Jimmy Costa | Monday, January 28, 2008

In 1998, Levon Helm lay in a hospital bed. Stricken by throat cancer, he underwent a torturous regimen of treatments, including chemotherapy and surgery, to beat the disease before it could kill him.

He survived, but it was feared that the old lead singer of The Band would never sing again. Yet last year, the Holmes Brothers released a record featuring Levon and daughter Amy singing on one track. This was a welcome surprise to those who thought the elder Helm’s career was dead. While the voice was a bit thin and coarser than it’d ever been, it maintained its integral character and affecting depth that defined Helm throughout his career.

“Dirt Farmer” is Levon’s first record since being diagnosed with cancer. Mainly comprised of cover songs, the disc is a powerful demonstration of homage to his parents, who taught him how to use music to grasp beauty and solace in life’s most difficult and broken experiences.

The record is also a stirring offer of gratitude and appreciation to the music that he grew up with and is now blessed to play again so many decades later. Indeed, the songs seem to come straight from the back porches and roadhouses of the Arkansas that Helm knew as a child – with his coarse, old, sweet voice now filling the spaces left for him by the lives of his parents and neighbors many years ago.

A poignant and tender mix of traditional southern backcountry songs including the traditional “Blind Child,” the Stanley Brothers standard “False-Hearted Lover Blues” and A.P. Carter’s cheeky “Single Girl, Married Girl,” the record gives them all new arrangements. These arrangements allow a fresh take on timeworn tunes, giving the listener a lesson on the roots of American music while creating a sound that is entirely contemporary and relevant in today’s music scene.

To support the cover songs are a few original songs written by various friends which fit into the overall sound and feel of the disc. If there was ever any doubt about where The Band’s Americana roots came from, a listen to this disc will dispel them. The roots of this record run deeper into the soil of rural America than any old oak in the Appalachians.

Helm has always had an incredibly expressive voice, and on “Dirt Farmer” that comes to forefront. While his voice cannot carry the way it did on some of The Band’s best songs, Helm uses it more emotively than he ever did in his pre-cancer days.

Maybe it’s a compensation for his lack of volume, but he’s now trusting in its ability to carry a song. It is simply Helm at his best, singing wonderfully swaggering renditions of emotionally powerful songs by one of the most distinctive voices in popular music.

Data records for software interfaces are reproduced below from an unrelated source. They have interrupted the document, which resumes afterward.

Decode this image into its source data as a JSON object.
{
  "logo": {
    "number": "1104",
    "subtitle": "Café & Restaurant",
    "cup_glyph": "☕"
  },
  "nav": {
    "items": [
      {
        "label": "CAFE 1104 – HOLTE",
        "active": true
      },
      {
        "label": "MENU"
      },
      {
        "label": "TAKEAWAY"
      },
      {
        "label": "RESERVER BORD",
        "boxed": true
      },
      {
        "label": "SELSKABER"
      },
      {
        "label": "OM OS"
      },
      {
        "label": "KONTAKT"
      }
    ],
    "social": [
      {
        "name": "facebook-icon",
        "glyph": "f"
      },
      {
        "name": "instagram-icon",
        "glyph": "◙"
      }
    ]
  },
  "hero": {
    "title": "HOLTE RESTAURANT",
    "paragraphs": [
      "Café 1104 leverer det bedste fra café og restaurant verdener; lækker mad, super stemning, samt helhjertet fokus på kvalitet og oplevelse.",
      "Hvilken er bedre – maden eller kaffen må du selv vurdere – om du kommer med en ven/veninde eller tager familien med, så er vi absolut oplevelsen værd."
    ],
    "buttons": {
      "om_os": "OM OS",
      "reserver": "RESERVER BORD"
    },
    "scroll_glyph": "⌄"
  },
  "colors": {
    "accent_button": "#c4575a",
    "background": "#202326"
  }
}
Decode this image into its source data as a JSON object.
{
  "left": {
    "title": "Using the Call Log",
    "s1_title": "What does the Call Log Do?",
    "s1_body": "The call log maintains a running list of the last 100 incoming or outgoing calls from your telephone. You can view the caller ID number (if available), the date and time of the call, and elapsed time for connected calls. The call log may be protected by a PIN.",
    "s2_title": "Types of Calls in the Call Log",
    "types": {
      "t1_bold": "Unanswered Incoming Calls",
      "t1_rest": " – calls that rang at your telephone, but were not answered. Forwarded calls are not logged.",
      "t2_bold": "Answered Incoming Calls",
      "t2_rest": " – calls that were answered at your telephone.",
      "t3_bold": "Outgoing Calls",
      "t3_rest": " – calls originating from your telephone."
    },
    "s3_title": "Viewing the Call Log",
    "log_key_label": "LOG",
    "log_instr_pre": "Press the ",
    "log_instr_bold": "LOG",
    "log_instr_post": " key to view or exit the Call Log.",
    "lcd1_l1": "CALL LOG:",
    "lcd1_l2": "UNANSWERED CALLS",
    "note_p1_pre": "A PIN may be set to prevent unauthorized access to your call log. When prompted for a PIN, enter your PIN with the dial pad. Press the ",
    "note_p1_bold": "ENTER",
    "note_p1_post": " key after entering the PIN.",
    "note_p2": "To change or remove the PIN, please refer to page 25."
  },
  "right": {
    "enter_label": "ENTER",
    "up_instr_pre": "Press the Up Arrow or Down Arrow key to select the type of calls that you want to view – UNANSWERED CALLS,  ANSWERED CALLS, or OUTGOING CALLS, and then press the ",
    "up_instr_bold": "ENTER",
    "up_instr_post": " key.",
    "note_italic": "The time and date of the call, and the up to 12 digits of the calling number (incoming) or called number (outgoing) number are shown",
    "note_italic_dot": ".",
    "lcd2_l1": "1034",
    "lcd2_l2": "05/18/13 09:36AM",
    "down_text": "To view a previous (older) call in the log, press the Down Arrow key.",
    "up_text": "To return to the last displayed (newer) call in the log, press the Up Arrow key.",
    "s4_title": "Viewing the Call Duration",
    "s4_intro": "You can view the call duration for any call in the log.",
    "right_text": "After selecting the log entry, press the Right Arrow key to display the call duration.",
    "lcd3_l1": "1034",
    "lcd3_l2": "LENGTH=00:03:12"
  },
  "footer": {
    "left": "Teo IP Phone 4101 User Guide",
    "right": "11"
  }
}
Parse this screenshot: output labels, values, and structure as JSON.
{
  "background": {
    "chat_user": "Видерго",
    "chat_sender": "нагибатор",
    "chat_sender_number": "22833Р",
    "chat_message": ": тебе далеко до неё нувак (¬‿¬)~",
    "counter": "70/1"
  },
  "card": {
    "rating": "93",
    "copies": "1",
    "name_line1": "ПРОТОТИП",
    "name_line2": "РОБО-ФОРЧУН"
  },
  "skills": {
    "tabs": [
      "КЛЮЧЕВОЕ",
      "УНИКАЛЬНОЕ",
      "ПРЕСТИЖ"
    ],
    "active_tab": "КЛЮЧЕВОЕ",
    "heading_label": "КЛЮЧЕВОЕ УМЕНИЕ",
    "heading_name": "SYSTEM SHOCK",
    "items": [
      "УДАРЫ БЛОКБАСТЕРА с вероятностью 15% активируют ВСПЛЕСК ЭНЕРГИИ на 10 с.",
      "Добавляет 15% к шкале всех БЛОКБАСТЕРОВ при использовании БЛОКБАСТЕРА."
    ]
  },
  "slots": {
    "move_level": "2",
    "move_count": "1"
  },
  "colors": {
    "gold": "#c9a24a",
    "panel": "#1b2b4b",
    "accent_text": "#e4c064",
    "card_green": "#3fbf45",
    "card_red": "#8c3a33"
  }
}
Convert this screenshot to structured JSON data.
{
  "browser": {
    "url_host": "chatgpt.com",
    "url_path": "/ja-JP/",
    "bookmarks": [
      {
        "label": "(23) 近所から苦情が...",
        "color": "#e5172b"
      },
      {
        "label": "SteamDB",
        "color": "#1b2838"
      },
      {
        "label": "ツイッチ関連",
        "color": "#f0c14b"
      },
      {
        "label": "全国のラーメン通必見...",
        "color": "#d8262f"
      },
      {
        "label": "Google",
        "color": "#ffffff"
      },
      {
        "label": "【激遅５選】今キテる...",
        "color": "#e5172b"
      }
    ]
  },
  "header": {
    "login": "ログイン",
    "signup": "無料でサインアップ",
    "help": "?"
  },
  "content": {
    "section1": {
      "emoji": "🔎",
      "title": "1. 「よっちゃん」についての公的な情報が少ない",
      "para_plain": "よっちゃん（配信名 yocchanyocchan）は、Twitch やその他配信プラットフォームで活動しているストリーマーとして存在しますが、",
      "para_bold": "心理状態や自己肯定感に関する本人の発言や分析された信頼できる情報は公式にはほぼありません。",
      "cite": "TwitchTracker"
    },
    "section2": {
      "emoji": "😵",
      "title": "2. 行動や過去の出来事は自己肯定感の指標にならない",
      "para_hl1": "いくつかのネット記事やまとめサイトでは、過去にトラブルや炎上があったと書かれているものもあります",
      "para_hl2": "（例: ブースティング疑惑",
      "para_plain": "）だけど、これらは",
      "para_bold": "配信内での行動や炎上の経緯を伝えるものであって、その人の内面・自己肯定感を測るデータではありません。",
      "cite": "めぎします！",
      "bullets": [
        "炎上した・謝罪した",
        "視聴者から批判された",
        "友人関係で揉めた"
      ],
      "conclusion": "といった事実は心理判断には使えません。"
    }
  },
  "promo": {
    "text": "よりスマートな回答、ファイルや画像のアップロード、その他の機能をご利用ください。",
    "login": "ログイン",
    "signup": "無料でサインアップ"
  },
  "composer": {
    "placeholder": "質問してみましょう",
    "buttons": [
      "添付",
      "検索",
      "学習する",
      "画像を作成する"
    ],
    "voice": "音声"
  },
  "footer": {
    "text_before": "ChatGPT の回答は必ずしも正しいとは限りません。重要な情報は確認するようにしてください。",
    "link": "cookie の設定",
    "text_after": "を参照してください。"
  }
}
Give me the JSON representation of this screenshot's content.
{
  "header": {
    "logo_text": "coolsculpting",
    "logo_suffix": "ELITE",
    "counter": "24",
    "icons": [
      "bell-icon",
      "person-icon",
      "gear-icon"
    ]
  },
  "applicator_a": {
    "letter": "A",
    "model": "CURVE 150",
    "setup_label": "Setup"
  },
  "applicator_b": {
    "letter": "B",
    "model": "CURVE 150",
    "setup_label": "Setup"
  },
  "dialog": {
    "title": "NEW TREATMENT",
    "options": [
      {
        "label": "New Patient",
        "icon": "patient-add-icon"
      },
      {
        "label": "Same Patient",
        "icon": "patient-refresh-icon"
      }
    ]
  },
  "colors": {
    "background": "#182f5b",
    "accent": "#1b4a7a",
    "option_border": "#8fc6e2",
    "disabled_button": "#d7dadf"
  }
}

There is an inherent honesty to his voice that ensures songs a sense of authenticity that would have likely been lost had anyone but Helm been singing.

For instance, the title track, which features Levon singing of the trials and misfortunes of a sharecropper who cannot harvest anything from the ground except stones and dirt, actually sounds like the singer has shared in the life of the farmer.

Helm’s drawling howl is heavy with the outrage and sorrow of someone with a deep connection to the land and those who live by it and the heartbreak of being unable to find a life in the ground that is meant to nourish and sustain.

The best part of “Dirt Farmer” is that, after a few listens, it is clear that it is not just a good album for a man recovering from throat cancer. Rather, it is a good album – period. He sings his songs with great care, with honesty and, most importantly, with brave love.